The only company to join the exchange last year was mobile telecoms firm Asiacell in February. There were hopes at the time that it might encourage others to follow, but even the two other mobile operators, Zain Iraq and Korek Telecom, that are meant to list their shares as part of their licence conditions have yet to do so. The lack of depth in the market is underlined by the fact that Asiacell accounted for 62 per cent of the trading volume last year.
But more will be needed than international investment and an active stock market if the economy is to perform to its true potential, not least reforms to the country’s banking system.
There are some 50 private banks in the country but most are small. The IMF says two state-owned banks, Rasheed and Rafidain, hold 71 per cent of all deposits between them and continue to make loans to unviable government-related bodies, often to pay for salaries. These two banks, along with the Trade Bank of Iraq, enjoy an almost complete monopoly over government transactions, but they look to be on shaky foundations. The fund has warned that “while Rasheed and Rafidain are very liquid, they are likely not solvent”.
Overall the Iraqi banking system is far smaller than in other countries around the region. Total banking assets are worth about 77 per cent of GDP, compared with a regional average of 130 per cent, and total credit is about 29 per cent of GDP, against 55 per cent for the region as a whole. Excluding all the loans to state-owned enterprises, the amount of credit to the private sector is just 15 per cent of GDP.
“Developing a stronger financial sector will require moving away from the current model in which weak state-owned lenders dominate the sector and enjoy favourable treatment compared with private banks,” said Sdralevich. “A solid banking system that can support growth and employment will require the full financial and operational restructuring of state-owned banks and creating a level playing field for both private and public banks.”
An overhaul of the banking sector could in turn help boost the non-oil economy, which is needed if the country is to have any chance of tackling unemployment. Officially, joblessness was estimated at 11 per cent in 2011, although the actual level is probably far higher, particularly among young Iraqis. The IMF estimates that 2.1 million more people will join the labour force between 2013 and 2018, but jobs growth is running at just 1 per cent a year, which is nowhere near enough.
As with other oil-rich Gulf states, the government is the most important employer. About 40 per cent of the existing workforce is in the state sector and it accounts for half of all new jobs created. The government was forecast to hire about 150,000 of the 300,000 entrants to the jobs market in 2013, with 130,000 taking up jobs in the private sector and the rest left looking for employment. State-sector jobs often involve relatively high salaries and low levels of work, and this situation is no more sustainable in Iraq than it is anywhere else.

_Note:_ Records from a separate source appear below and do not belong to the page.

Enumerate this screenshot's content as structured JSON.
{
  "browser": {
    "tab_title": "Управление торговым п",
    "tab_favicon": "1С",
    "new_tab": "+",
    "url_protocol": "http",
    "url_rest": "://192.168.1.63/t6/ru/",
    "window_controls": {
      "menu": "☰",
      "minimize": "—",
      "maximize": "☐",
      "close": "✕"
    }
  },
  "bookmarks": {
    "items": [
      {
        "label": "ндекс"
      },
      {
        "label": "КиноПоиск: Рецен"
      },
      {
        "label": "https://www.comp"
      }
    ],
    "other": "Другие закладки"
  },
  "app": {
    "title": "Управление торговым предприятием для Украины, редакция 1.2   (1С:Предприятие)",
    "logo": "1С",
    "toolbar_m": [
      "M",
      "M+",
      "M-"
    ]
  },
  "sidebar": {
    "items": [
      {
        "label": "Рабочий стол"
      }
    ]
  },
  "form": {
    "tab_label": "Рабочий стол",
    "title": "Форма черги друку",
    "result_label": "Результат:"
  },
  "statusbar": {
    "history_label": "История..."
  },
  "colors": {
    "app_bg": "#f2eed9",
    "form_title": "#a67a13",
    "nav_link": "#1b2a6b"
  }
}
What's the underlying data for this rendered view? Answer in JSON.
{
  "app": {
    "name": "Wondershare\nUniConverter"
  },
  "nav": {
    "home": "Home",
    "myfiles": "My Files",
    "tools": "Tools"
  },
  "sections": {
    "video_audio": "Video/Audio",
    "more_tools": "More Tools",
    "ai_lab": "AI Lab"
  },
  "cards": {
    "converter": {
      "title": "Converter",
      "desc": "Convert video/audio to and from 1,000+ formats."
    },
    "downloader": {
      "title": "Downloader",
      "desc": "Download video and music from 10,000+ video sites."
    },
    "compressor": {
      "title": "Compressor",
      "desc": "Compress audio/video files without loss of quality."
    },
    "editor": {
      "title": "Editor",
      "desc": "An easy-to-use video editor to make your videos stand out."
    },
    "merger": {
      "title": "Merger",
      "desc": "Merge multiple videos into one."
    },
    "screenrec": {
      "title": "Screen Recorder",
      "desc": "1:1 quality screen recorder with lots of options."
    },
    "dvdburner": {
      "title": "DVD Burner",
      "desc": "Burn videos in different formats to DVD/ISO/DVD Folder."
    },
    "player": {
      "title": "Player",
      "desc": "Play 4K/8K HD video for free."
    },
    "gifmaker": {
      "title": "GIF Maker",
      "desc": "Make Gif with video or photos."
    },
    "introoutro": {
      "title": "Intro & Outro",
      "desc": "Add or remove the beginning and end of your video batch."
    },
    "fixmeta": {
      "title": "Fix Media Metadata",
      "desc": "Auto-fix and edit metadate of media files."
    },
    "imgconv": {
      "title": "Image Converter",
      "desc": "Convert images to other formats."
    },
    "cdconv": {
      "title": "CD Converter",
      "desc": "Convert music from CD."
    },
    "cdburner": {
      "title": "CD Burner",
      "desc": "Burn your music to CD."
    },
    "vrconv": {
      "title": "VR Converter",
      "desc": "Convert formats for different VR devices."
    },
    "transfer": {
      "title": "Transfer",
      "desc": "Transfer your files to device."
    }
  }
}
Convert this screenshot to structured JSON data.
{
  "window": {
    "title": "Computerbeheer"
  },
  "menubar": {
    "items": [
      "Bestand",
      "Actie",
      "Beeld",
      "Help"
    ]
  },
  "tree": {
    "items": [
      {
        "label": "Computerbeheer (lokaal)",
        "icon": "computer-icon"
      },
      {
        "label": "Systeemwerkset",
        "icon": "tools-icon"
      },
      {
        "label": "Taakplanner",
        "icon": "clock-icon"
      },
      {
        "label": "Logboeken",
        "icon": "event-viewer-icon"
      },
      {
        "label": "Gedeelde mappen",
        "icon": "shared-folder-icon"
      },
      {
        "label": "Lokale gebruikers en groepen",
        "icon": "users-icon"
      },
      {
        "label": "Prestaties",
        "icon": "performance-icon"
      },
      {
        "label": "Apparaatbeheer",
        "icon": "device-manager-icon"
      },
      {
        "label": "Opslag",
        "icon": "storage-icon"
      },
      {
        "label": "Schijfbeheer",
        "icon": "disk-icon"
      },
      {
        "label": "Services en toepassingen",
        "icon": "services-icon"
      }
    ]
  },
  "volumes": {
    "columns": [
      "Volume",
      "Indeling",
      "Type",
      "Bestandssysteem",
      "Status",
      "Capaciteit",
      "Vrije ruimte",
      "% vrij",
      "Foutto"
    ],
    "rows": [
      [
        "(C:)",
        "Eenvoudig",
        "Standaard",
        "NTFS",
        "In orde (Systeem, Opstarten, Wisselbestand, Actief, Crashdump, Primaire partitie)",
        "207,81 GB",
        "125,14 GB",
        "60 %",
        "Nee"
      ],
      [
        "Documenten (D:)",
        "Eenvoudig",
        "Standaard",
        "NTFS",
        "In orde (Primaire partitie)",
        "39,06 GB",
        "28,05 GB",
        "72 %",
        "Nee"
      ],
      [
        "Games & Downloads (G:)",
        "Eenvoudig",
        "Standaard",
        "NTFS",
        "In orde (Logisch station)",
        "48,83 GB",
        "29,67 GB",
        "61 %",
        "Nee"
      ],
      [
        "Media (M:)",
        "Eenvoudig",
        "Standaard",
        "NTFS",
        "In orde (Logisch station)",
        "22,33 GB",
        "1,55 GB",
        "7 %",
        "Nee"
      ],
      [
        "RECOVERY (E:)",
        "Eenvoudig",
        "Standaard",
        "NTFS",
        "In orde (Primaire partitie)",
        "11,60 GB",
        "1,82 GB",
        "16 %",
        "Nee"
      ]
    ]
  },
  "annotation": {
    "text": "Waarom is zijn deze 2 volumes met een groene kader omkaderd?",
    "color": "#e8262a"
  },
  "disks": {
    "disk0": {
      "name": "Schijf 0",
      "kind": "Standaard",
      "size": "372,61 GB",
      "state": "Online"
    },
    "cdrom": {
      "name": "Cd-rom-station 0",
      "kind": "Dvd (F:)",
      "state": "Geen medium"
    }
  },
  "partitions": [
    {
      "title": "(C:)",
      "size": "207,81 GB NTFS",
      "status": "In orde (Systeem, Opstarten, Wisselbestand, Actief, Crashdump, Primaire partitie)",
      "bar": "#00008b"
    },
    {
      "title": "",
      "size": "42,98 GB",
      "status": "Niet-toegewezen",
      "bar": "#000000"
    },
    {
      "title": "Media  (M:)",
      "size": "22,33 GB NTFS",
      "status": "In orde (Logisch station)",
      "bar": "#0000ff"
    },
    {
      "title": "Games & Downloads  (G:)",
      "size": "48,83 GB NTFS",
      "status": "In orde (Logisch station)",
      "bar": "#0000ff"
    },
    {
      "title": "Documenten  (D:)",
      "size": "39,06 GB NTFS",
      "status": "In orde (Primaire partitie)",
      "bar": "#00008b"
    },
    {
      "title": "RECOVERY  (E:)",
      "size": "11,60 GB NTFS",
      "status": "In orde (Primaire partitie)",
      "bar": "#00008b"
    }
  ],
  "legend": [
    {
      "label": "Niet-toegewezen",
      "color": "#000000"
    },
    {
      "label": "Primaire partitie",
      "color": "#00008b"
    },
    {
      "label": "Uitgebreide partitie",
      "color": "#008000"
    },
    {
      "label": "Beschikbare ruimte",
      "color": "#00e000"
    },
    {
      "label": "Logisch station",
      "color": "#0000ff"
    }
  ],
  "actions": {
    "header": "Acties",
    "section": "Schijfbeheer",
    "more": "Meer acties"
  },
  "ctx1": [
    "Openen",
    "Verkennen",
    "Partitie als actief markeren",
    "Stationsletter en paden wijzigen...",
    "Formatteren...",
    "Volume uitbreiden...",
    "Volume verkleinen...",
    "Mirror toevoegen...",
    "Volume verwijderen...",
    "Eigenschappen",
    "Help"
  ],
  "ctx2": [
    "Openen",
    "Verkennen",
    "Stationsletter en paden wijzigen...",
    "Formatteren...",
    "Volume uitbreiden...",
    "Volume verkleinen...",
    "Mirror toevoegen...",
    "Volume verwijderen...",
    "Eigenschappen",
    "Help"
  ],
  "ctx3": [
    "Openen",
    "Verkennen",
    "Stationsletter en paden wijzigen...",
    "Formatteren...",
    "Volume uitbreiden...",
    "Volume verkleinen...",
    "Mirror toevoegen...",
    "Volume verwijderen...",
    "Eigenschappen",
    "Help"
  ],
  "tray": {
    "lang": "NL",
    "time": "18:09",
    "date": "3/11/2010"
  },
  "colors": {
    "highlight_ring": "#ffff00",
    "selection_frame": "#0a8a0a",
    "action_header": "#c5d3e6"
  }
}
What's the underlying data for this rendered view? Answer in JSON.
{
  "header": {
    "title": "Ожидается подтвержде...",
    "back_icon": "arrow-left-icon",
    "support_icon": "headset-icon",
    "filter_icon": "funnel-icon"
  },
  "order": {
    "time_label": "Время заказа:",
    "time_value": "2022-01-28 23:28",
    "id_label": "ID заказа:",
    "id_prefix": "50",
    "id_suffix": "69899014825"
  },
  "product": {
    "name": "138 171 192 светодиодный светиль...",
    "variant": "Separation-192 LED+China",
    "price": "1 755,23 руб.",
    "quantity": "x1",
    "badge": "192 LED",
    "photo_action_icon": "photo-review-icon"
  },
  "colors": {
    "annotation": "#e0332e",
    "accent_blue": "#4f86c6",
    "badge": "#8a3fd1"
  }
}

Perhaps more than anything, Iraq also needs to come to a consensus on how power and revenues should be shared between Baghdad and the regions, particularly the Kurdistan Regional Government in the north. A viable solution to this ongoing debate should help create an environment in which the economy can prosper, but it remains up in the air for now.
At least some observers are optimistic that the country will stay intact. “I don’t think Kurdistan will choose independence any time soon, [but] it will always be on the table,” says Ranj Alaaldin, a doctoral researcher at the London School of Economics and Political Science, and visiting scholar at Columbia University in the US. However, he adds, “sectarianism is the most influential and significant of Iraq’s problems”.
As a result, the country’s future remains in the balance. As the oil and gas sector gradually improves, albeit fitfully, the domestic political scene also needs to improve and mature. If not, Iraq could become yet another example of a country where high oil revenues simply lead to a lot of money being wasted.